Nothing in this collection seems out of place or lacking in any respect. It’s of a piece with the other two anthologies referencing Holmes and Poe, which makes this the last entry in an anthologic trilogy. One can only hope Berman’s visionary stance never shifts and we get something equally as wonderful. Soon.
© 2013 Jerry L. Wheeler
Sometimes the best part of a mystery is not necessarily the mystery. I don’t know whether this is a fault or not. I suppose in a larger sense it is, especially for those readers who look for clues and revelations and love to match wits with fictional detectives. However, I’d make a lousy detective myself. I often get so carried away by the characters that I forget about the clues or don’t pay close attention to them. I’m quite happy letting the story unfold without trying to guess it. And with a book as funny and smart-assed as Cutie Pie Must Die, I was very satisfied to let the author take me where he wanted me to go.
Hair salon accountant and part-time detective Troy Murdock has scored the man of his dreams–All-American quarterback (for the Violators) Ben Pieney. Taking him home to his apartment over the salon, some wild, hunkalicious sex ensues. They part and Murdock drifts off to sleep. He’s awakened the next morning by the high-pitched screams of the salon’s co-owner, Umberto Clemente, who has found Ben at the bottom of Troy’s steps with his throat cut. Detective Zane Ward is assigned to the case, but he has history with Troy, nearly killing him by accident the three times they dated. Nevertheless, Ward blackmails number one suspect Murdock not only into helping him with the case but into bed as well. Then a couple more bodies turn up, including the quarterback’s brother. A serial killer? Only Murdock and Ward can find out for sure.
Even Clinger’s minor characters pop with inventiveness. Umberto Clemente is the strangely hilarious camp reference point, but on a less stereotypical side is Murdock’s ex, Ivan Reed. Reed is still closeted, claiming bisexuality even though he doesn’t really sleep with his erstwhile girlfriend, Luanne, because she’s too busy working at Hooters and harassing Murdock. Reed is as earnest in his affection for Murdock as Luanne is batshit crazy. And Murdock’s prissy, judgmental, racist mother is also a hoot.

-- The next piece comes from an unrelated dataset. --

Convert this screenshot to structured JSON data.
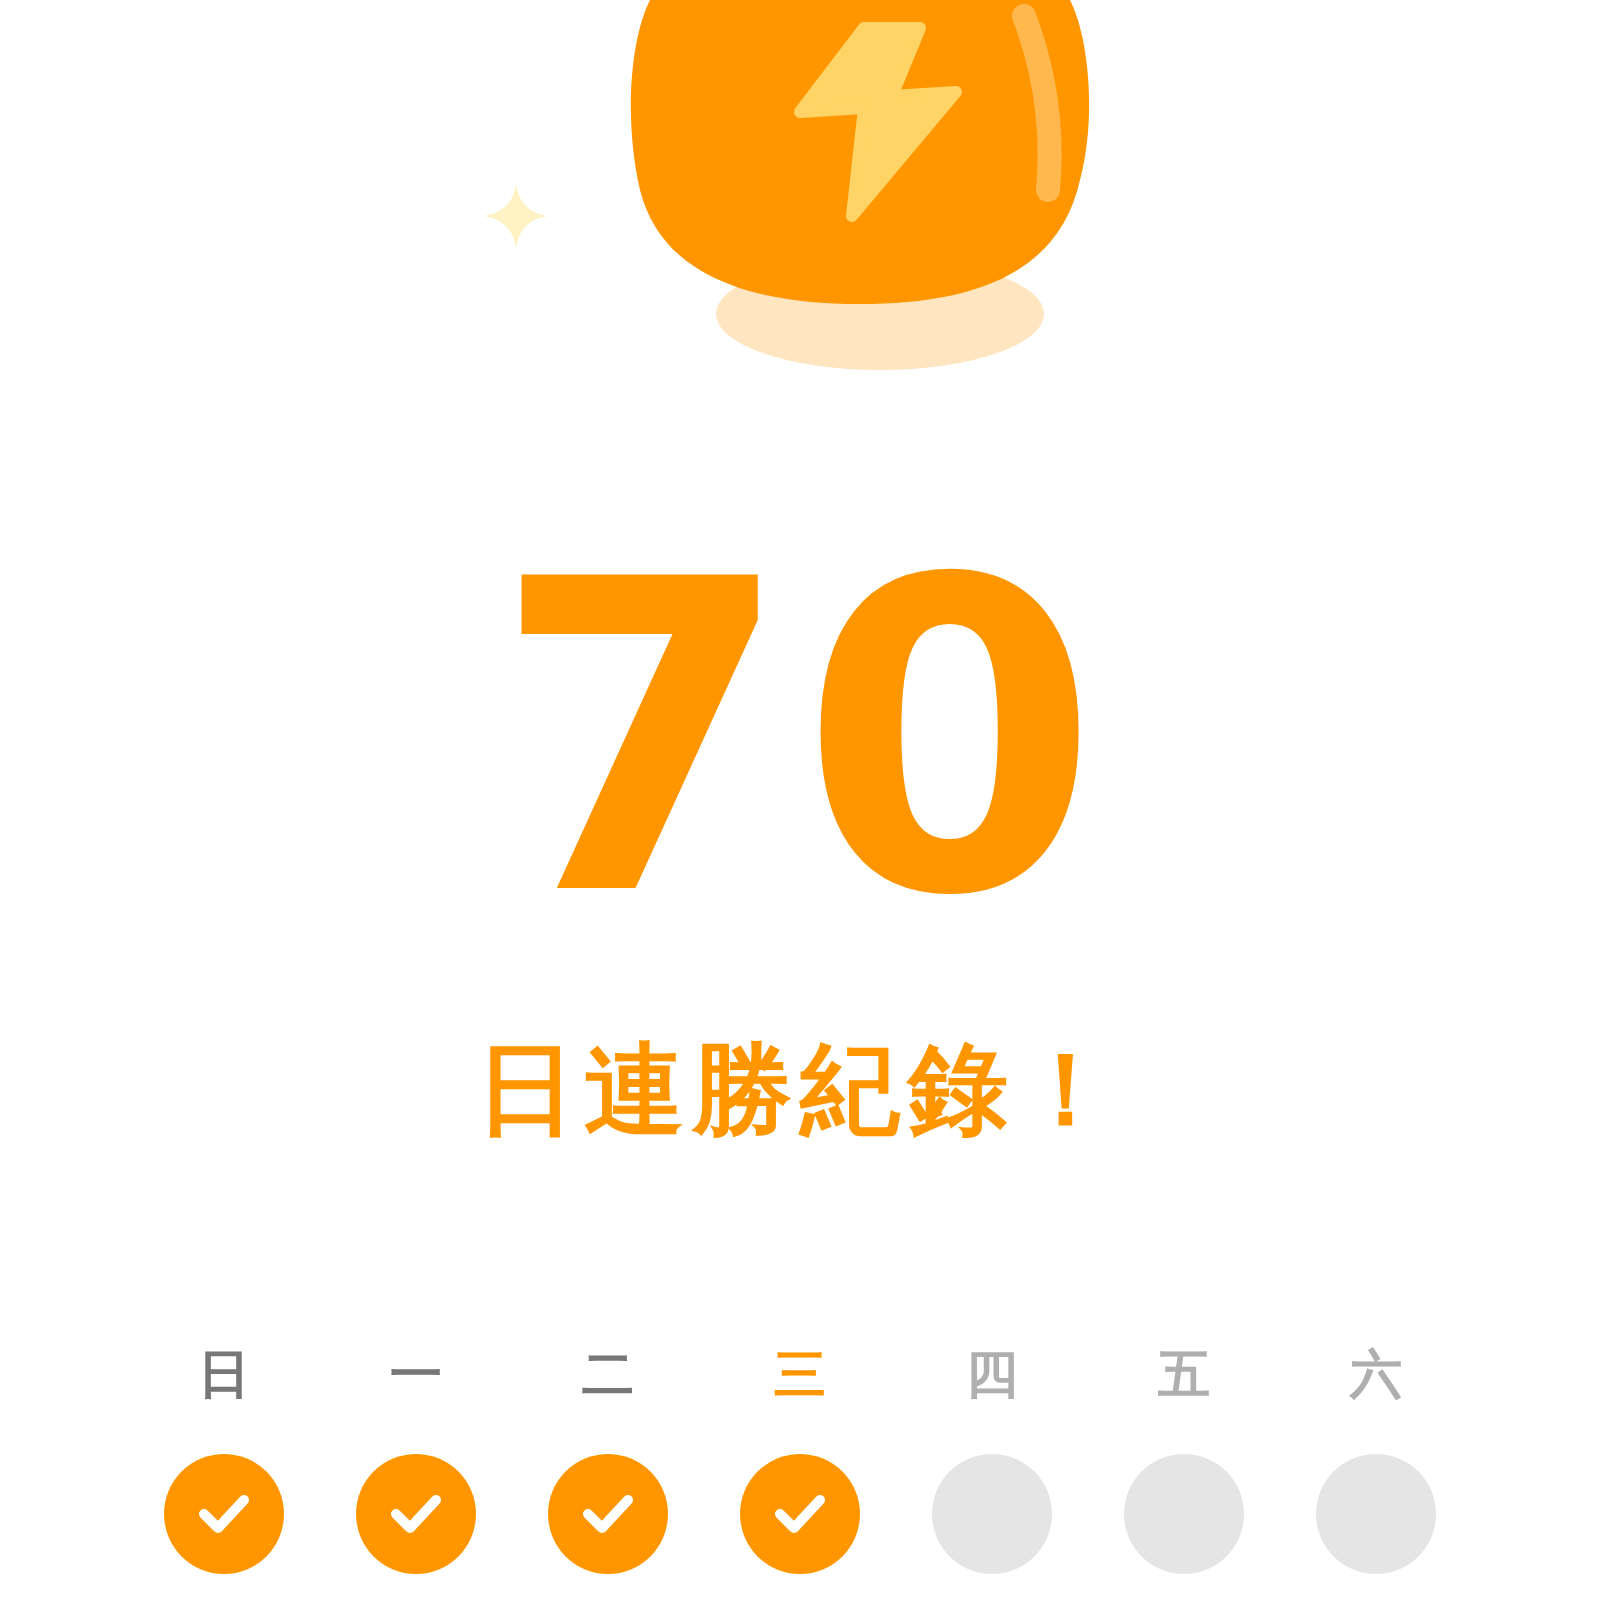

At its core, though, is the “c’mere, c’mere–get away, get away” relationship between Murdock and Ward. Ward really wants another shot at Murdock (interpret that however you like), and Murdock is just as determined not to have his life in jeopardy a fourth time. He doesn’t want Ward in his life. Or does he? This sexual tension is the thread that winds through both the plot and mystery. Although some readers might find the constant wavering from yes to no and back again a bit off-putting, Clinger’s sense of the absurd as well as his laugh-out-loud funny dialogue makes it all work.
In fact, I tried to find an exchange or two that exemplify this, but Clinger has interspersed the plot and the humor so solidly that I was unable to break off a chunk that adequately captured the flavor of the book. And it definitely has one–a bitter fluff or an acidic smirk. I don’t think this is a book that will appeal to all mystery readers, but if you like your murders with a tongue firmly planted in one cheek, this is definitely for you.
Which means, of course, I loved it.
© 2013 Jerry L. Wheeler